- Work item -
A single number is the answer here: how many lines below include "this"?

══════

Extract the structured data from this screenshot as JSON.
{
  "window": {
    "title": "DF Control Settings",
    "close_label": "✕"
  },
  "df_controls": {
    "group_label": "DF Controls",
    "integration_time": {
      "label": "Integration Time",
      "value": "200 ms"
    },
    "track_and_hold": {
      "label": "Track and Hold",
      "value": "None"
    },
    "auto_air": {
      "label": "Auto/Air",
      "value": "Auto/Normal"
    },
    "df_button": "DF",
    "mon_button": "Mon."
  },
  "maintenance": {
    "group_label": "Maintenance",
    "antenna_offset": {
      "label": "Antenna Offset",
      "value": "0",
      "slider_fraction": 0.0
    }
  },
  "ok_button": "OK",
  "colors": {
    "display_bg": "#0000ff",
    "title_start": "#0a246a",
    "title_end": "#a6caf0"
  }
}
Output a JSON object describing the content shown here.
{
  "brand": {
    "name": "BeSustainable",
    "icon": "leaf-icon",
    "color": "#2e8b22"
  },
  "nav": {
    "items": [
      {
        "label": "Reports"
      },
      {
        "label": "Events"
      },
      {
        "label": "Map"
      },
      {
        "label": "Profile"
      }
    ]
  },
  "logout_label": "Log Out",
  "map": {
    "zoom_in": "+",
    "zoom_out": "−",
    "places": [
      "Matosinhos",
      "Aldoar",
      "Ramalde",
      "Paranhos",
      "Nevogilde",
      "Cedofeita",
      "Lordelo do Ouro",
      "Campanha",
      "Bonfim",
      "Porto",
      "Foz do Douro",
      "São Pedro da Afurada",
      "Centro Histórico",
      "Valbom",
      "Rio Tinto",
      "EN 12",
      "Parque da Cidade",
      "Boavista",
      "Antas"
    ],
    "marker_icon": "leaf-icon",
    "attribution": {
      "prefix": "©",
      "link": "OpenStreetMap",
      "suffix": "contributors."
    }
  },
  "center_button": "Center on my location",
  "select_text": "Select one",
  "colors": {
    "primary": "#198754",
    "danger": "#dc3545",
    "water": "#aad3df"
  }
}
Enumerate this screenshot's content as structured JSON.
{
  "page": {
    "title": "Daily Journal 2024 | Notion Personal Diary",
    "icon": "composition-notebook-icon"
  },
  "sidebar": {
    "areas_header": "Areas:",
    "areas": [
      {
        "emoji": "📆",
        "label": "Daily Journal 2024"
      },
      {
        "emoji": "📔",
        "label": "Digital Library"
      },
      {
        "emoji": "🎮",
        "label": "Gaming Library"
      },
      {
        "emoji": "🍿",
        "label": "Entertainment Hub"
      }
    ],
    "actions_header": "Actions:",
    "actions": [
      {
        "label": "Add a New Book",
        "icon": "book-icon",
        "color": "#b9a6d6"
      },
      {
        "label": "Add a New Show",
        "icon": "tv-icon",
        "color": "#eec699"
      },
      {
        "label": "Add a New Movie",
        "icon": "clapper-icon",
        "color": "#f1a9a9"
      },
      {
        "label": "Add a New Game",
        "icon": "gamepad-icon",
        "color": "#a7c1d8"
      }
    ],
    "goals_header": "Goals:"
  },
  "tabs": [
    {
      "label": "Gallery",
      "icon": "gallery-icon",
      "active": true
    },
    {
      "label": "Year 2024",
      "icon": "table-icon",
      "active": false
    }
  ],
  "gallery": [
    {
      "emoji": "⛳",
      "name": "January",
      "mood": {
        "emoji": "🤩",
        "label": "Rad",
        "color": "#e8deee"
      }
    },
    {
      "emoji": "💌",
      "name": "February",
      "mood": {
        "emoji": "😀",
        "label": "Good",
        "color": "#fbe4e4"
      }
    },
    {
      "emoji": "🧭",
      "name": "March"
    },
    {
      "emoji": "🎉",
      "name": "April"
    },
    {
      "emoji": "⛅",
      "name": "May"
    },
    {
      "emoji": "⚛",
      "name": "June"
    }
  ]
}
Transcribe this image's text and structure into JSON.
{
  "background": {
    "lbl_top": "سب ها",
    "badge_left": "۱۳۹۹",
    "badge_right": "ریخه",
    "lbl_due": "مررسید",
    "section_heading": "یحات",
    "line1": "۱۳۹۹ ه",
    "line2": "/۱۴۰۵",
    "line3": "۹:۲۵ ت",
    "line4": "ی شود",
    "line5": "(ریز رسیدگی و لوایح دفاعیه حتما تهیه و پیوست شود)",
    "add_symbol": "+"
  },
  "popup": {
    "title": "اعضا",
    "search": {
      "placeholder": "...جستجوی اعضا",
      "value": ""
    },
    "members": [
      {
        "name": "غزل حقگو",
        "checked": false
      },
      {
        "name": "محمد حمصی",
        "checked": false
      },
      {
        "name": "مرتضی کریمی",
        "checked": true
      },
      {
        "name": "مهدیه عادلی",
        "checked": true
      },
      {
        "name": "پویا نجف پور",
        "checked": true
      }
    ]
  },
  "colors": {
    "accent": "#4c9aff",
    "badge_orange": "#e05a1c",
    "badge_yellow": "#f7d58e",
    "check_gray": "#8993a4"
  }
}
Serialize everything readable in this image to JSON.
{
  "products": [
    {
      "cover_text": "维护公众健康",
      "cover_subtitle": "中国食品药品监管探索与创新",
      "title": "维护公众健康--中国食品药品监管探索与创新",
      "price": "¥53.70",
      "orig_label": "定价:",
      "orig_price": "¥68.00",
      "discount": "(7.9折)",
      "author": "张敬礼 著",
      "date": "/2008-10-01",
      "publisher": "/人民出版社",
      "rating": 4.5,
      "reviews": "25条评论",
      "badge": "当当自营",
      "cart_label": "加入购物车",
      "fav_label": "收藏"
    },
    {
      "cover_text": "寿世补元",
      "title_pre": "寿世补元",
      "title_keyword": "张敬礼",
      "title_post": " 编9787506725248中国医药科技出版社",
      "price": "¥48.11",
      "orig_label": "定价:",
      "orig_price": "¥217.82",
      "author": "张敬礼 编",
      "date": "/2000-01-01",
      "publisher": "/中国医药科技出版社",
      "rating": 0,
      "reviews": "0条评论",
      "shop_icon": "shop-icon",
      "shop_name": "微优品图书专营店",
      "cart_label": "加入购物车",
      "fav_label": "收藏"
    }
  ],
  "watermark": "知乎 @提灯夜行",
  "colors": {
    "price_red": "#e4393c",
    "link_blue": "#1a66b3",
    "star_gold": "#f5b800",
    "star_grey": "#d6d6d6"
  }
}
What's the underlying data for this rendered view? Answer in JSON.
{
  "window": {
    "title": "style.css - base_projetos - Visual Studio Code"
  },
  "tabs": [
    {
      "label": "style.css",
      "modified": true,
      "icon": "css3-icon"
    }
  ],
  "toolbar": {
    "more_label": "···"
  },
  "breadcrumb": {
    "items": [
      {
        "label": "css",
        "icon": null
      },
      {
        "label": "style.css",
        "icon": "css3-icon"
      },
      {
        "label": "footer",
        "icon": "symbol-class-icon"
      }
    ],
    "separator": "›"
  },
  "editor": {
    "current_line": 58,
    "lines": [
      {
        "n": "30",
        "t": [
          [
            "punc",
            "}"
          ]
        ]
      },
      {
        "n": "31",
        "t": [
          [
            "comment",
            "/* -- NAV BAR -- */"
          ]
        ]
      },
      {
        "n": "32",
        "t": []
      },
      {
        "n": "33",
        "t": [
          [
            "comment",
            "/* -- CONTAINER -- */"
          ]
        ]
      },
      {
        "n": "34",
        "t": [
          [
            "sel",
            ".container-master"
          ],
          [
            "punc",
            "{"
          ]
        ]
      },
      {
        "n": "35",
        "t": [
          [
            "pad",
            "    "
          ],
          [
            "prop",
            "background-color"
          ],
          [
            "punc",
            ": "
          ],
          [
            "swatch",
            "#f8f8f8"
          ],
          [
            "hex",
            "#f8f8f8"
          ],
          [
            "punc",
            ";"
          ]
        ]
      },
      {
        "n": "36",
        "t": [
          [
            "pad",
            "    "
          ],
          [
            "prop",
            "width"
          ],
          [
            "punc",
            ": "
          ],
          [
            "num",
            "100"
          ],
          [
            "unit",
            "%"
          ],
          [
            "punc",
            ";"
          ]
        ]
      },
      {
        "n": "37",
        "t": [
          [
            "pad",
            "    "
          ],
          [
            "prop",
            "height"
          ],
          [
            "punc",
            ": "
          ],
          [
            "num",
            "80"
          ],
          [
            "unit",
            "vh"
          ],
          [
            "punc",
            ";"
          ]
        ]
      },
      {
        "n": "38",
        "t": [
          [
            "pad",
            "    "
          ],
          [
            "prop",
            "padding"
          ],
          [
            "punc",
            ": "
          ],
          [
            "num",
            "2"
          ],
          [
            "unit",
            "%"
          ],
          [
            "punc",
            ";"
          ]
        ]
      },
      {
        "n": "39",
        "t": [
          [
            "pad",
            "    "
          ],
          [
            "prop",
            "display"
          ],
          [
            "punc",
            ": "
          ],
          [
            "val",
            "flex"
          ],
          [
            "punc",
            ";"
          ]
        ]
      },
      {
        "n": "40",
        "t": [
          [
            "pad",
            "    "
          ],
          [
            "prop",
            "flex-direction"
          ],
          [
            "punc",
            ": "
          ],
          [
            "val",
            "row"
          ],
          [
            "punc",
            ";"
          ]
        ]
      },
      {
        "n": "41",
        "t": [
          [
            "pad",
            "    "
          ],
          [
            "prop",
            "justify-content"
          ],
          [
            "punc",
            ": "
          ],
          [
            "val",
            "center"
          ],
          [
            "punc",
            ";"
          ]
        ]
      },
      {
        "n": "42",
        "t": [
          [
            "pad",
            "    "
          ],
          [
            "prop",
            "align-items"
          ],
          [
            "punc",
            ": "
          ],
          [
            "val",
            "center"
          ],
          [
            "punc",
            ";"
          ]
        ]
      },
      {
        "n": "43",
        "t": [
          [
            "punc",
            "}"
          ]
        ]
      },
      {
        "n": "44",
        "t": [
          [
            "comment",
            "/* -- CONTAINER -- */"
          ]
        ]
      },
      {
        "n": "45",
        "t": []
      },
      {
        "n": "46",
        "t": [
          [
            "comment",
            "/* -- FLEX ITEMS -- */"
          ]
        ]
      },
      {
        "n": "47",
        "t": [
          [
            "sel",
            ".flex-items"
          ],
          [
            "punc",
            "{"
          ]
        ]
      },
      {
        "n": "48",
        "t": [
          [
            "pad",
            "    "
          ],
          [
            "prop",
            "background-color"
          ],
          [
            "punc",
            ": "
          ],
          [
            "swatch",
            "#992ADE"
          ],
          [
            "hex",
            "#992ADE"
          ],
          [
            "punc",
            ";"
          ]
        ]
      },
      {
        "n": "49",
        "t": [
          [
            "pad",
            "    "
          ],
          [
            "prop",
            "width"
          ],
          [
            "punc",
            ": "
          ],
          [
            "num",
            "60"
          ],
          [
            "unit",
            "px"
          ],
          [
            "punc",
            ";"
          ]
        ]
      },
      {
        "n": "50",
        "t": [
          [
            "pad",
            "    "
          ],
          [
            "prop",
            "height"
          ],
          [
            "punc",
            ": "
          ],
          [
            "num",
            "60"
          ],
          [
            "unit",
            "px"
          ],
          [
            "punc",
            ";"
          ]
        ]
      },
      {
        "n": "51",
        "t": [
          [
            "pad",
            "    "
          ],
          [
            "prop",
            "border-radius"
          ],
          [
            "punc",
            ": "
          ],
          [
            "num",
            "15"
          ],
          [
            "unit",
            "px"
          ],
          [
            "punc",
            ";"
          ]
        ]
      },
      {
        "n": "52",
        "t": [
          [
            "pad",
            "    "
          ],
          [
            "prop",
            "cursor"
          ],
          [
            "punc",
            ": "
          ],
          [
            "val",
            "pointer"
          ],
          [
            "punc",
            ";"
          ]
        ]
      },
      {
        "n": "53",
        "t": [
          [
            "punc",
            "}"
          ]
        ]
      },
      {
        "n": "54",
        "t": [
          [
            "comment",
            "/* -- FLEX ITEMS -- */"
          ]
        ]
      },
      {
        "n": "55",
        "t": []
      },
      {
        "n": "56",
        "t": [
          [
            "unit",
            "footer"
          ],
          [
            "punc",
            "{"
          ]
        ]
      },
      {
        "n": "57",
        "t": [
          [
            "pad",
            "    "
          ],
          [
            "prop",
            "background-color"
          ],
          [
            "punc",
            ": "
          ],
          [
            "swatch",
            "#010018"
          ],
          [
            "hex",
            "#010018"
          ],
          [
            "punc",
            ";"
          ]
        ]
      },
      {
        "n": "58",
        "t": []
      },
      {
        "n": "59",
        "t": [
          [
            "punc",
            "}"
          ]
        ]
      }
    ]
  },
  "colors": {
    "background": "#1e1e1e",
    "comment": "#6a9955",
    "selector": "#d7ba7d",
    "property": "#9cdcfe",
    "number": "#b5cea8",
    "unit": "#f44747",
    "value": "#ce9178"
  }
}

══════

- Response box -
5